======== Source material ========

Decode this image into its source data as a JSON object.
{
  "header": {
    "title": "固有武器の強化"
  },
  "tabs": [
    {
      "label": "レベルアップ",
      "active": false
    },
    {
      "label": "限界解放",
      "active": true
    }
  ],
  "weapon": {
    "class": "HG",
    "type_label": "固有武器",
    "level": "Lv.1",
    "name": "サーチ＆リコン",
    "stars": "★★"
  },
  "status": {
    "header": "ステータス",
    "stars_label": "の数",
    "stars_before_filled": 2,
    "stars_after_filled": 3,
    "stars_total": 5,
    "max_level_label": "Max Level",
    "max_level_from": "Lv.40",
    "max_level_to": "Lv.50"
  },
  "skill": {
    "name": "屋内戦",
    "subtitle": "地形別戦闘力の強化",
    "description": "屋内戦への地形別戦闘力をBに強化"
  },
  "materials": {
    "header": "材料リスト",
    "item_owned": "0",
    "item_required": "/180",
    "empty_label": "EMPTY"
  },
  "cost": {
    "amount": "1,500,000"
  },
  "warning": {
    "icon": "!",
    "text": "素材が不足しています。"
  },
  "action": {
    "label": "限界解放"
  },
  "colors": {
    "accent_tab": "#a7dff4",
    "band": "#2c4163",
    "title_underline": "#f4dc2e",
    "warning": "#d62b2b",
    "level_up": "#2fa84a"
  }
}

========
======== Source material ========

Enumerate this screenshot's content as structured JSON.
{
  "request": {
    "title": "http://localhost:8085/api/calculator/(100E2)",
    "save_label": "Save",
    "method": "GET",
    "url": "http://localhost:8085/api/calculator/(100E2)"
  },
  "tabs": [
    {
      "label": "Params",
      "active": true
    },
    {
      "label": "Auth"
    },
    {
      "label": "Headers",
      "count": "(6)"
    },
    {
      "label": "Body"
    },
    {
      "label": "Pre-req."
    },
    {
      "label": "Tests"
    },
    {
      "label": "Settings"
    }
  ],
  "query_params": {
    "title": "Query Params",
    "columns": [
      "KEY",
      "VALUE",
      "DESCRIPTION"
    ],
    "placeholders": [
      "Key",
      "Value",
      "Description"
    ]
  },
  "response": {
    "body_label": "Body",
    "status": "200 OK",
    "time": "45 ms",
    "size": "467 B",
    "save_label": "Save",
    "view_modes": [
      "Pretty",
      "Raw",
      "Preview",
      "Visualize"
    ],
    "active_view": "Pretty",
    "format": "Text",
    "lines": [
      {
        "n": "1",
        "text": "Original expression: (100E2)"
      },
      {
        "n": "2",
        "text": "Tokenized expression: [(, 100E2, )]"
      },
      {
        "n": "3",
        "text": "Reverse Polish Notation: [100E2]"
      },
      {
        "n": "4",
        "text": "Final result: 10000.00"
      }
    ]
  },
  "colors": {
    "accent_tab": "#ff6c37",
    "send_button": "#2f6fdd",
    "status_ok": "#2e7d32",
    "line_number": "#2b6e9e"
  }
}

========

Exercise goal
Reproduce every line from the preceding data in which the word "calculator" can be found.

Answer
    "title": "http://localhost:8085/api/calculator/(100E2)",
    "url": "http://localhost:8085/api/calculator/(100E2)"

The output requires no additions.